Tuesday 22 October 2019 9:04am

Claudine Stirling in Clean Lab 3 image
Professor Claudine Stirling in Otago's Clean Lab

A world-class research facility producing filtered air 100,000 times cleaner than outside air, is the newest addition to the University of Otago's Mellor Laboratory.

The completion of a metal-free Clean Lab is the most extensive of its kind in New Zealand and will enhance Otago's established reputation in trace metal research.

Professor Claudine Stirling, Director of Otago's Centre for Trace Element Analysis, says the Clean Lab is designed to protect the metals under analysis from both us and the environment.

“Metals participate in all sorts of different processes and they exist everywhere including on us,” Professor Stirling says.

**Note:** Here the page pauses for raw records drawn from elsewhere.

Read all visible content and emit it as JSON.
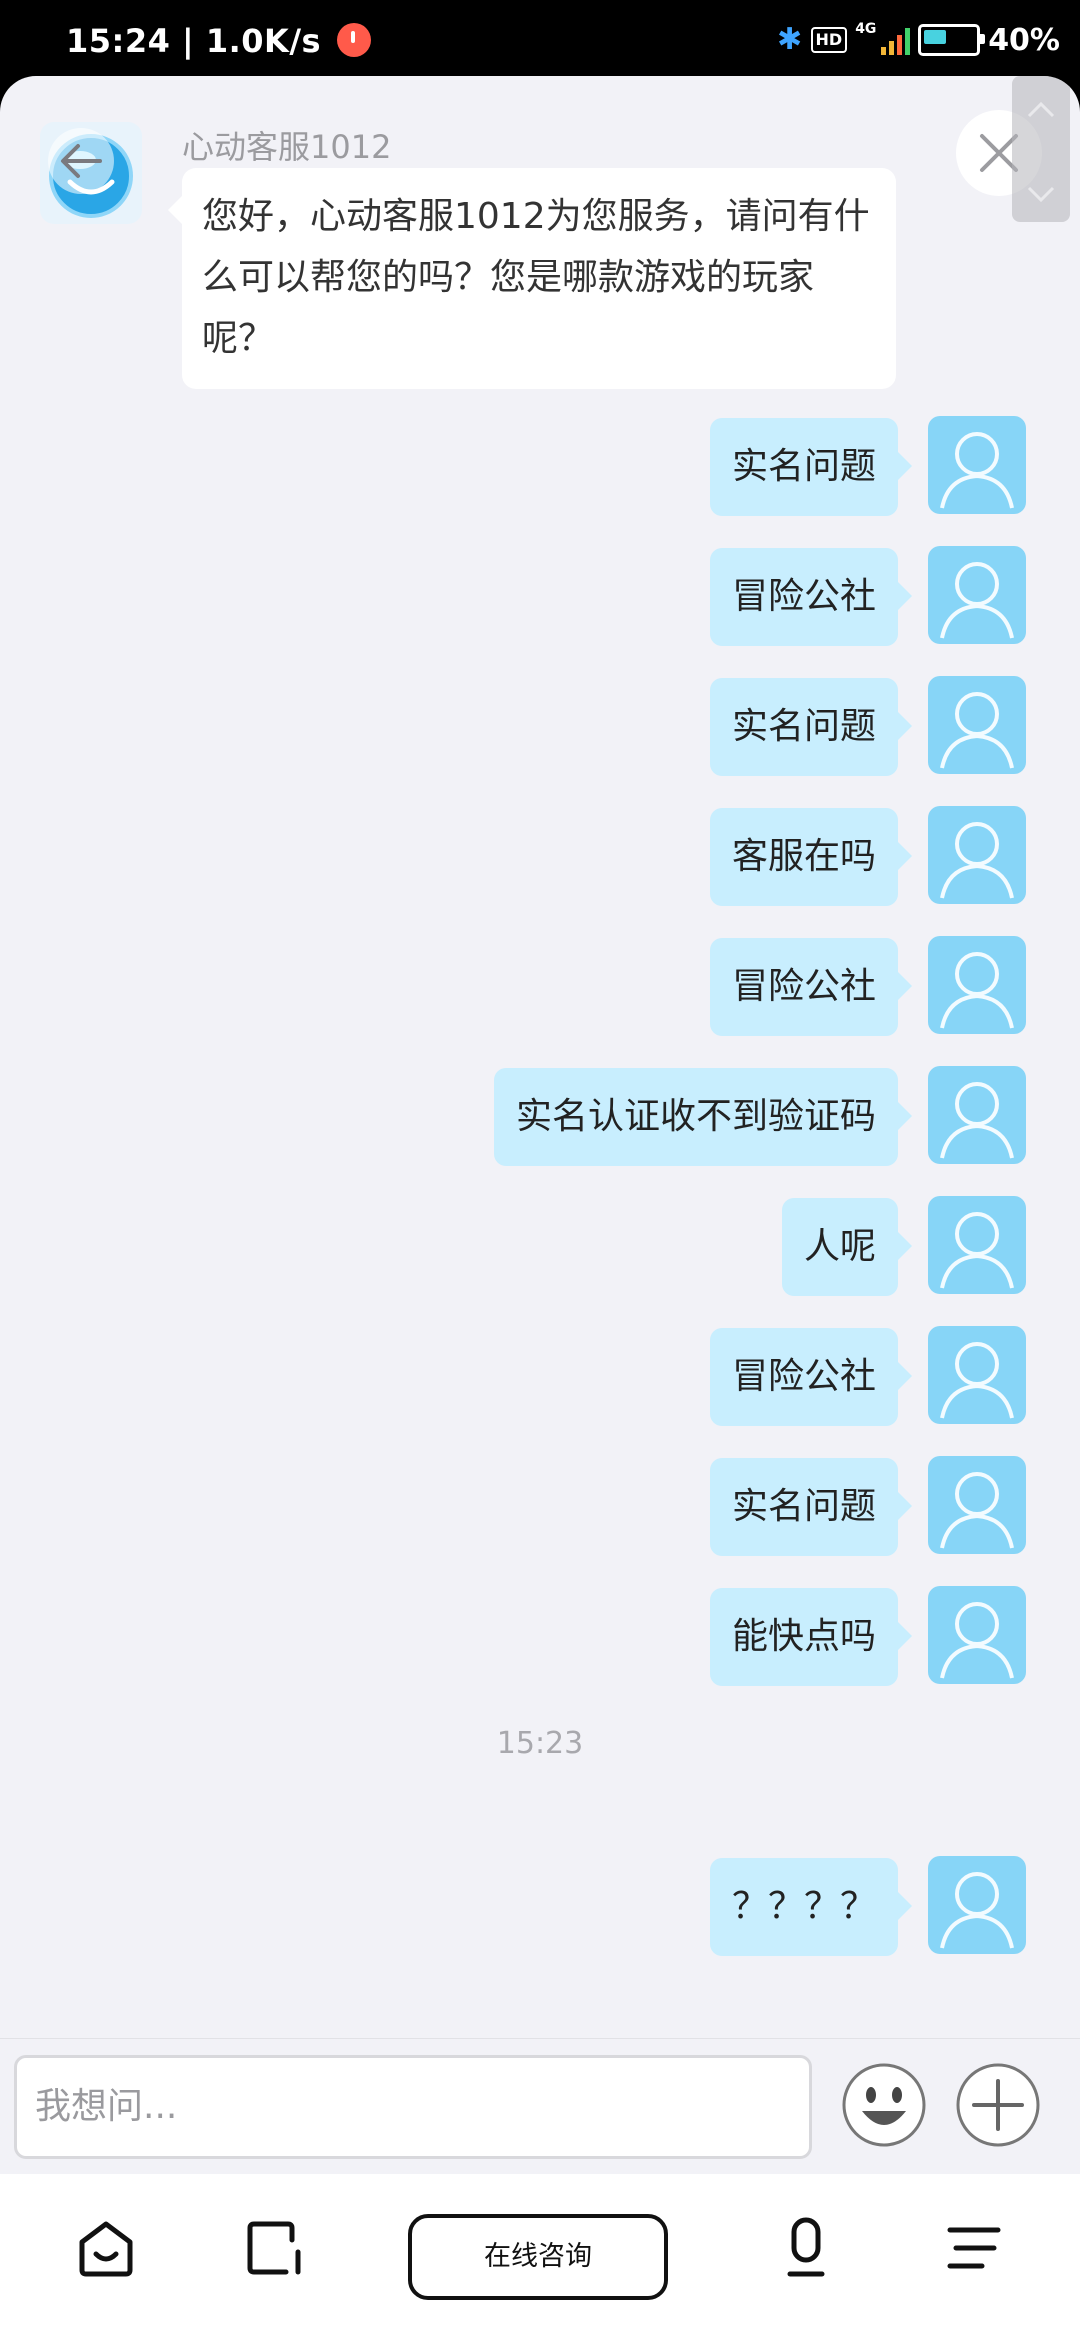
{
  "status_bar": {
    "time_speed": "15:24 | 1.0K/s",
    "hd": "HD",
    "network": "4G",
    "battery": "40%"
  },
  "agent": {
    "name": "心动客服1012",
    "greeting": "您好，心动客服1012为您服务，请问有什么可以帮您的吗？您是哪款游戏的玩家呢？"
  },
  "messages": [
    {
      "text": "实名问题"
    },
    {
      "text": "冒险公社"
    },
    {
      "text": "实名问题"
    },
    {
      "text": "客服在吗"
    },
    {
      "text": "冒险公社"
    },
    {
      "text": "实名认证收不到验证码"
    },
    {
      "text": "人呢"
    },
    {
      "text": "冒险公社"
    },
    {
      "text": "实名问题"
    },
    {
      "text": "能快点吗"
    }
  ],
  "timestamp": "15:23",
  "last_message": "？？？？",
  "input": {
    "placeholder": "我想问..."
  },
  "nav": {
    "consult_label": "在线咨询"
  },
  "colors": {
    "user_bubble": "#c8eefe",
    "user_avatar": "#87d5f7",
    "background": "#f2f2f7"
  }
}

“A lot of metals that provide useful information exist at very low levels, down to parts-per-trillion concentrations or even lower, so it's crucial to reduce background levels as much as possible.”

Even a speck of dust is loaded with metals so can potentially contaminate a sample being tested, Professor Stirling explains.

The Clean Lab's high design specifications include the filtered air being renewed at a rate of 100 changes per hour, positively pressured rooms that ensure any residual air moves from the inside to the outside of the labs, and access to high-purity water on-tap for processing samples.

Claudine Stirling in Clean Lab 1 image
Professor Claudine Stirling in Otago's Clean Lab

Currently used for analysis across a broad range of sciences, the Clean Lab will support a growing diversity of applications from earth sciences to archaeology, and forensics to climate change.

Underlying the research undertaken in the Clean Lab is the recognition that different environments are defined by different metal isotope and metal concentration signatures.

"Tracking these types of changes provides information about underlying processes for applications as diverse as the origin of the Solar System, heavy metal contamination in the environment, oceanic carbon dioxide uptake, and human migration patterns."

However, Professor Stirling says there are also many new exciting areas such as biomedical cancer research and how nutrients are absorbed by the body, which this facility will now be able to support.

Professor Stirling's own Marsden-funded research on environmental change during periods of global warming will also benefit from the new facility.

Her team have recently returned from field research in a Norway fiord known to have the highest global 'de-oxygenation' levels for a marine environment.

Through the analysis of trace metals and their isotopes, one of the project's aims is to reconstruct how ocean de-oxygenation progresses as climate warms.

“The lab will allow us to achieve this by enabling minute amounts of the elements to be extracted, without contamination, from a wide variety of different sample types ranging from seawater to sediment to rocks.”

The Clean Lab consists of a series of rooms, including two equipped with individual workstations allowing three to four scientists to work in each room simultaneously, and also for the separation of incompatible sample types.

Professor Stirling says she has worked in many similar laboratories around the world, and the Clean Lab is an outstanding facility for trace metal research which will allow some “amazing science” to take place.

For more information, contact:

Professor Claudine Stirling
Department of Chemistry
Email cstirling@chemistry.otago.ac.nz

FIND an Otago Expert

Use our Media Expertise Database to find an Otago researcher for media comment.

Back to top